Why the Tennessee Titans could sign any free agent they want

Tennessee Titans Mandatory Credit: Christopher Hanewinckel-USA TODAY Sports
Tennessee Titans Mandatory Credit: Christopher Hanewinckel-USA TODAY Sports /

With all the talks about whether or not the Tennessee Titans need to go “all-in”, the fact is that they can be all-in without making stupid and reckless decisions in free agency.

Over the years many very smart people have used “the cap is a myth” as shorthand to refer to the fact that smart GMs and front offices have been able to structure contracts in a way that makes cap hits flexible enough to make most deals work.

Remember, for a decade the cap continued to rise as the NFL made more and more money. The only time that the cap became “real” was over the last two seasons when COVID restrictions meant that the NFL’s revenue took a steep hit.

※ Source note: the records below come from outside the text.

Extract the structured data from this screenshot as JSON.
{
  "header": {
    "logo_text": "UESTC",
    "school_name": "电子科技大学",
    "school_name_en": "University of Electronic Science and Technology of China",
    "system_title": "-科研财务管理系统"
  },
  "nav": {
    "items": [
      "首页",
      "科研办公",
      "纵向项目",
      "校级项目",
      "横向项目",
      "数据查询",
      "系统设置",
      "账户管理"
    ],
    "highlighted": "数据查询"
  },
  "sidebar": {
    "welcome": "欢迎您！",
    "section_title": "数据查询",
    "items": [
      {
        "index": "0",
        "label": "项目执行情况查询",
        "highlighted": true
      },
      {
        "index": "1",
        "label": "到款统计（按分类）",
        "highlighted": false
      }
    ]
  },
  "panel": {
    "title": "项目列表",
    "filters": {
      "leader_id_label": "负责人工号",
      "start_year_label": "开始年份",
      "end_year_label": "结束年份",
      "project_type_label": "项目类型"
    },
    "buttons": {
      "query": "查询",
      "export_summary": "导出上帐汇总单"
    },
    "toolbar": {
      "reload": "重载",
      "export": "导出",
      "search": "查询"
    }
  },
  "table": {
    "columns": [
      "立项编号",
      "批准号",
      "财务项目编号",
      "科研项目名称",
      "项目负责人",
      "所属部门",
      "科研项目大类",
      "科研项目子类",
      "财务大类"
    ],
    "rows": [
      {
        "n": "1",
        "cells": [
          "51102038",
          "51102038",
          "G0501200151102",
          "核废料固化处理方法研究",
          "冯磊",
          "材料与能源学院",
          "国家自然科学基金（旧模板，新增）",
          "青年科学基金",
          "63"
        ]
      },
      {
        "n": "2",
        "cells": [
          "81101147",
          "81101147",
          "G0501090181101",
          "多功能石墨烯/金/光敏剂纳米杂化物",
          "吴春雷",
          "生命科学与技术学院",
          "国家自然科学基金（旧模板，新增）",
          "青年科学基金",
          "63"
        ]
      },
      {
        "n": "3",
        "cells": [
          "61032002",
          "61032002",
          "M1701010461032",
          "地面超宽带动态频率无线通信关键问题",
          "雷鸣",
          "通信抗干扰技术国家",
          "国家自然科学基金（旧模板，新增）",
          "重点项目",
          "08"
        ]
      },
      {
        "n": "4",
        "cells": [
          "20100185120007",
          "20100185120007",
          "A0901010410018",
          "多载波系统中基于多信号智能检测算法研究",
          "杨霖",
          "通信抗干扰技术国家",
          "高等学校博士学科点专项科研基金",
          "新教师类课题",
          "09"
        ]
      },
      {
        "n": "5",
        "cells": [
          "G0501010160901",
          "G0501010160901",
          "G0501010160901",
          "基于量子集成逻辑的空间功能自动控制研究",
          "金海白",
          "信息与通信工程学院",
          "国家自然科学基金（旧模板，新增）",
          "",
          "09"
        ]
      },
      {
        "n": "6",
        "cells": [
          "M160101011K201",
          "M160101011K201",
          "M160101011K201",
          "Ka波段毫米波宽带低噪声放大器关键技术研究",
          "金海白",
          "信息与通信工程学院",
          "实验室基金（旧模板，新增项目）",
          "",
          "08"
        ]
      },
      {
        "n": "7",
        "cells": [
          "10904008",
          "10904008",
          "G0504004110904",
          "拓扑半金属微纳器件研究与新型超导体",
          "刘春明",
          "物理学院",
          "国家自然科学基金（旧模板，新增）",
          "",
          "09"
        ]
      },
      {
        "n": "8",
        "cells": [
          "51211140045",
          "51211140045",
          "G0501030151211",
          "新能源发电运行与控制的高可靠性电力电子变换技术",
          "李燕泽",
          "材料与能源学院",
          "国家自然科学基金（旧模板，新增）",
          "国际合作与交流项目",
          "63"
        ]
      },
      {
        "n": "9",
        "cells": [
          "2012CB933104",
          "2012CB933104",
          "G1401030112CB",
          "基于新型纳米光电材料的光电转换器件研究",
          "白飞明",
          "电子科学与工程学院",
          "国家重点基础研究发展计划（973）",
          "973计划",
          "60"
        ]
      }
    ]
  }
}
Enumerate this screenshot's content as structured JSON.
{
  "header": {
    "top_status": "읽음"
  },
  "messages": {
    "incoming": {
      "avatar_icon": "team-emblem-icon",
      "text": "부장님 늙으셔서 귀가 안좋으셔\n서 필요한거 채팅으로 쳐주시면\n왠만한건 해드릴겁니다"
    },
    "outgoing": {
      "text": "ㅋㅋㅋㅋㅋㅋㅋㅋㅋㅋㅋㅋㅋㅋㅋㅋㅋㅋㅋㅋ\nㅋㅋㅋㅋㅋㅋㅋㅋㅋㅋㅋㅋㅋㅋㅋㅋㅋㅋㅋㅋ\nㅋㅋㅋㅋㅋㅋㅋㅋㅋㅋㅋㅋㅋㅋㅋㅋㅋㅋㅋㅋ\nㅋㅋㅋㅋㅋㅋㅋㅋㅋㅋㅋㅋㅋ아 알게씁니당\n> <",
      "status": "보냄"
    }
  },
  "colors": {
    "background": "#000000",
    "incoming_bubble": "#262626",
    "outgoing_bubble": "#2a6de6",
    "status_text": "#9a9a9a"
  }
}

With that in mind, there are two reasons why the Tennessee Titans shouldn’t be afraid to go “all in” on top free agents simply because of their potential cap hit.

Why the Tennessee Titans are in a better position than you think

It is hard to discuss how much money is realistically available for NFL teams if they restructure contracts because of the nuances of what a restructure could look like. The short version is that NFL teams can manipulate cap hits for players by converting salary (which counts against the cap) into a signing bonus (which does not).

Someone on Twitter posted an excellent visual that shows just how much space teams can create with their restructures in 2021.

The Tennessee Titans can open up around $100 million through restructures if they wanted to and if every team in the NFL opened as much space as possible then the Titans would have the 11th most money to work with.

Even if the Titans just restructured their contracts to open half of the space that they theoretically could, they would end up with $40 million without cutting anyone.

That alone would allow them the cash to keep Harold Landry (at his rumored $17 million AAV price tag) and leave room for one more huge signing without making it impossible to fill out the depth on the roster.

However, let’s just assume that the Titans restructure some contracts and cut four of the six players that they are most likely to cut. If they did that they could easily get to around $60 million and they would already have the starters to replace those cuts in-house.

The point is, it is easy enough to free up cap space for this season and that is the key.

A.J. Brown and Jeffery Simmons are going to get extensions at some point and be foundation pieces for the Tennessee Titans, and fans get nervous that restructures might hurt the team’s ability to pay those guys in the future.

Well, remember earlier when I said that the cap isn’t real? That is about to be true again because, in 2024 (not this offseason or the next, but the one after that), the NFL’s cap will reflect the TV deal the league made in 2020.

Conservative projections show that the cap could rise from $210 million in 2022, to $260 million in 2024 with a $300 million cap coming just a few years after that.

With that level of flexibility and cap growth, there is no reason that a smart front office couldn’t figure out how to manipulate the cap to do just about anything that they want to do going forward.

Does this mean that the Titans will try to sign every elite free agent on the market? No, but it does mean that if they really love a free agent they will be able to move money around to make a deal happen. Basically, the Tennessee Titans can get all the positives of “going all in” without any of the negatives attached, if they just continue to be smart with the structures of their contracts going forward.